The goal here is therefore to start to understand the data and its impact on your conversion metrics. To do this, it may be interesting to bring together recurring user behaviors in personas, for example.
In this step, two questions concerning the data collected must be asked:
- Is there a common problem faced by many different users?
- Are there answers that come up often?
It is important here to sort the data and transform it into real observations which will help you to create hypotheses later.
This step therefore serves to clarify what to focus on to optimize the user experience and the conversion rate of the product in question. The goal is therefore to analyze the potential solutions and to choose those which will be the most coherent for the project.
Ideation and hypothesis
In a Design Thinking process, ideation consists of generating innovative ideas in order to find solutions.
Brainstorming and group work are therefore favorable here. Each member of the team can share their ideas in order to create a debate and make intelligent hypotheses.
With all the qualitative and quantitative data collected before, the goal of this final step is to find hypotheses to be implemented in future tests.
The objective here is to generate as many hypotheses as possible.
Finally, it is best to organize and tidy all the assumptions made with a rating system according to the ease of implementation and the impact on the user experience.
The important thing is to prioritize the assumptions that have great potential in terms of optimizing the conversion rate. This will allow you not to focus on details that are not worth investing in.
How does it work in practice?
A great use case is the one of UNICEF Spain who wanted to improve the donation funnel and avoid the abandonment of its users.
With the help of live recording tools, a number of problems were identified on some pages, and with this data, Making Science carried out different tests with users to discover what was wrong in the process.
We discovered that a large number of users left the page in the first step due to usability issues and a process perceived as too long by the users. With this data, applying the user experience knowledge of the agency, and based on the results of the tests, it was decided to modify and reduce the funnel from 4 steps to 2, to see if this improved the percentage of user abandonment.
The result was an improvement of 86.3% of the conversion rate and 47.40% of the revenue.
The necessary expertise
In a Design Thinking process, collaboration is essential. It makes it possible to call on several expertise necessary for research, design, and testing.
For the optimization of conversions, it’s the same thing. There are many aspects that must be mastered to develop conversions for a website.
Here are examples of roles that an effective Design Thinking team must contain to optimize conversions:
- Data Analyst
- Project manager
- UX / UI Designer
- UX Copywriter
- Front developer
This also requires a mastery of many analysis and research tools such as Google Analytics, Tag Manager, VWO, and others: prototyping software like Figma or Sketch.

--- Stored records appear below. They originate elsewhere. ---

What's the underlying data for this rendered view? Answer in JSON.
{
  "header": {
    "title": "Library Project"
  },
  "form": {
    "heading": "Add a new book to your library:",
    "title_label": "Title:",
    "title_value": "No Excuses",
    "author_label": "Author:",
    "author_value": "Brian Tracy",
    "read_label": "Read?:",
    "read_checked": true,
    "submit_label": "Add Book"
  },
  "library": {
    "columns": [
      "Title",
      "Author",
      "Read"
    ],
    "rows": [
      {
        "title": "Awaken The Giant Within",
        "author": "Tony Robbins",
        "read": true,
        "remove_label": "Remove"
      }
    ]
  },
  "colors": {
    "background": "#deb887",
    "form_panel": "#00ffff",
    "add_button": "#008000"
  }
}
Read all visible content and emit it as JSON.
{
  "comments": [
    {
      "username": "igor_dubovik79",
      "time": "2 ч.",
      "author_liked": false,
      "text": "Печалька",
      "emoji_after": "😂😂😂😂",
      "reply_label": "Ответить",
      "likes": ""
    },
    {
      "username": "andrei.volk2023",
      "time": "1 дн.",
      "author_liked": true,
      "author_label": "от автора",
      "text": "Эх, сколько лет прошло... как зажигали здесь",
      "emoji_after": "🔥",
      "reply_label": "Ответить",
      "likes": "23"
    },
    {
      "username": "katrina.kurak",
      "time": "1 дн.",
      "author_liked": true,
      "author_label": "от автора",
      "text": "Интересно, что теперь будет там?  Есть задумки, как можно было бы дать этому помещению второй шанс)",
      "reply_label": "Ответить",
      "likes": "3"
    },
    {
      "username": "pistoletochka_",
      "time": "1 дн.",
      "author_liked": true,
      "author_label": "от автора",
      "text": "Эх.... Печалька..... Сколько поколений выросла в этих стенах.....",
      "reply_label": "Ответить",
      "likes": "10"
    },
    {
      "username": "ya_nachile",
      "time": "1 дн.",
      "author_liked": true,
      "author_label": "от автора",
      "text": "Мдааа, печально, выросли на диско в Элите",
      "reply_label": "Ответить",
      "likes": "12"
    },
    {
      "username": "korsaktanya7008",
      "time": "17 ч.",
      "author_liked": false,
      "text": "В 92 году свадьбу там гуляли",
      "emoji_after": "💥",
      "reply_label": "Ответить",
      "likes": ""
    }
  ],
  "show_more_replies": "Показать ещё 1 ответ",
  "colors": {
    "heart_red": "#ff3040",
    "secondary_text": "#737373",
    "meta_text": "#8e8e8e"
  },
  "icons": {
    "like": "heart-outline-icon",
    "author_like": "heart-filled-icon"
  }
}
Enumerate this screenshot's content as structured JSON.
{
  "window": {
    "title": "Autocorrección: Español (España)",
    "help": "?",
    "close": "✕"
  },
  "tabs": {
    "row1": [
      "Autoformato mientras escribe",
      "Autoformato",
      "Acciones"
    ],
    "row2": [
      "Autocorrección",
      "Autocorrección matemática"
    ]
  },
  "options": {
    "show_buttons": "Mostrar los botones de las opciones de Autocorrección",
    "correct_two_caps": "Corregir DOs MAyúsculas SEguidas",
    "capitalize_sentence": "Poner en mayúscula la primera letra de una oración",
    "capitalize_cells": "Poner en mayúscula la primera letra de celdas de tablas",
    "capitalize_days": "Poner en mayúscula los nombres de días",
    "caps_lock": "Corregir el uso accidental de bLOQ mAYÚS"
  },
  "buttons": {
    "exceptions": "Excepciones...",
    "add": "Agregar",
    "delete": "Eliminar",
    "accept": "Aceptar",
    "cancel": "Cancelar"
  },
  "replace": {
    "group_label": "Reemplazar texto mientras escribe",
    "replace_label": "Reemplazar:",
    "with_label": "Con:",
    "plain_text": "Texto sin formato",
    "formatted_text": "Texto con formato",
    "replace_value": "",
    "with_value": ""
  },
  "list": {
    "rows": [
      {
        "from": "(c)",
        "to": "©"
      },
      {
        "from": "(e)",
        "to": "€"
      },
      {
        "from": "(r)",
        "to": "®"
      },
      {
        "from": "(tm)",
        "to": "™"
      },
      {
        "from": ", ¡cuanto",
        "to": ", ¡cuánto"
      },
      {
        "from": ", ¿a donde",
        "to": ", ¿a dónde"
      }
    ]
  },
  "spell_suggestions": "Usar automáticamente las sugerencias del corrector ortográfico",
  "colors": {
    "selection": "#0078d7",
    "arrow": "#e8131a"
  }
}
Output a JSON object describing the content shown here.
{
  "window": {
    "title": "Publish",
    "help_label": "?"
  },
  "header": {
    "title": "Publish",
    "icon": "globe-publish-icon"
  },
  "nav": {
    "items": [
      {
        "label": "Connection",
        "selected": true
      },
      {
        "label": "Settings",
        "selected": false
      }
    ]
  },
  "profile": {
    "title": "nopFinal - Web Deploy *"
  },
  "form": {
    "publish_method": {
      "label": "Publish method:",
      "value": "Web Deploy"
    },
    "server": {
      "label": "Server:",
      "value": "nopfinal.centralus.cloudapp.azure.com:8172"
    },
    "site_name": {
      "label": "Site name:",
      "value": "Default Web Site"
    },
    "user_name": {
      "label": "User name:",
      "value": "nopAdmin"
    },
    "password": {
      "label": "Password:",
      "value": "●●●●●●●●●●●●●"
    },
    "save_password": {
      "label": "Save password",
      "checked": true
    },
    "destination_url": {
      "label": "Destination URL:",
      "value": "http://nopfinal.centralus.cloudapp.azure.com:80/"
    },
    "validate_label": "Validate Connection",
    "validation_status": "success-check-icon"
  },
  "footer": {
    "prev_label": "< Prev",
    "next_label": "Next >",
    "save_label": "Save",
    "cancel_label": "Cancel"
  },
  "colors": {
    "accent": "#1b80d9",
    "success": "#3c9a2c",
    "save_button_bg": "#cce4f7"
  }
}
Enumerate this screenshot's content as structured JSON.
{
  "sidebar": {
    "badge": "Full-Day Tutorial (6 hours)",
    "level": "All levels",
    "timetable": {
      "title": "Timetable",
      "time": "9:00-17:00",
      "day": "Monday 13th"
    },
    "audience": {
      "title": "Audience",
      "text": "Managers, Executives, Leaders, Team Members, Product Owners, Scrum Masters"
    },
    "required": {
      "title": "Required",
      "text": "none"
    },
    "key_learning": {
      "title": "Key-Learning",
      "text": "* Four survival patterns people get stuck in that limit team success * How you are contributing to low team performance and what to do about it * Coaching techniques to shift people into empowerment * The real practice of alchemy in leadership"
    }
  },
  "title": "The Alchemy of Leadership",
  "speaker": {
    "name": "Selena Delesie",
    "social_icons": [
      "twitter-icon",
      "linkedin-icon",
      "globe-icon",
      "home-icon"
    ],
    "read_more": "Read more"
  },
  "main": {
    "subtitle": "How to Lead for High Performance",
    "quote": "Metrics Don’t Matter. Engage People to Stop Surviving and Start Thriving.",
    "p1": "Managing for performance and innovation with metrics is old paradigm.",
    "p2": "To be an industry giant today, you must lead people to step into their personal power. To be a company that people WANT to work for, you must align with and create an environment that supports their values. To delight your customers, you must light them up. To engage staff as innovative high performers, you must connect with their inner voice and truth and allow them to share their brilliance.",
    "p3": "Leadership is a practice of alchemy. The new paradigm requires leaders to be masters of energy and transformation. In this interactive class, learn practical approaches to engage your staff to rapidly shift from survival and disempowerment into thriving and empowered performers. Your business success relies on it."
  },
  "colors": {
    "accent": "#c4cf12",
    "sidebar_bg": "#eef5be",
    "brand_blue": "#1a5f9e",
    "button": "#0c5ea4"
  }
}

All these specialties are different and each have very specific objectives but they are complementary to optimizing the conversion rate.
CRO is often seen as an area reserved for large companies. However, Design Thinking, which is more popular, ultimately has the same objective as CRO: to generate and test innovative ideas in order to improve the user experience, the product or the conversion rate.
Design Thinking is therefore an ideal process for carrying out a CRO strategy.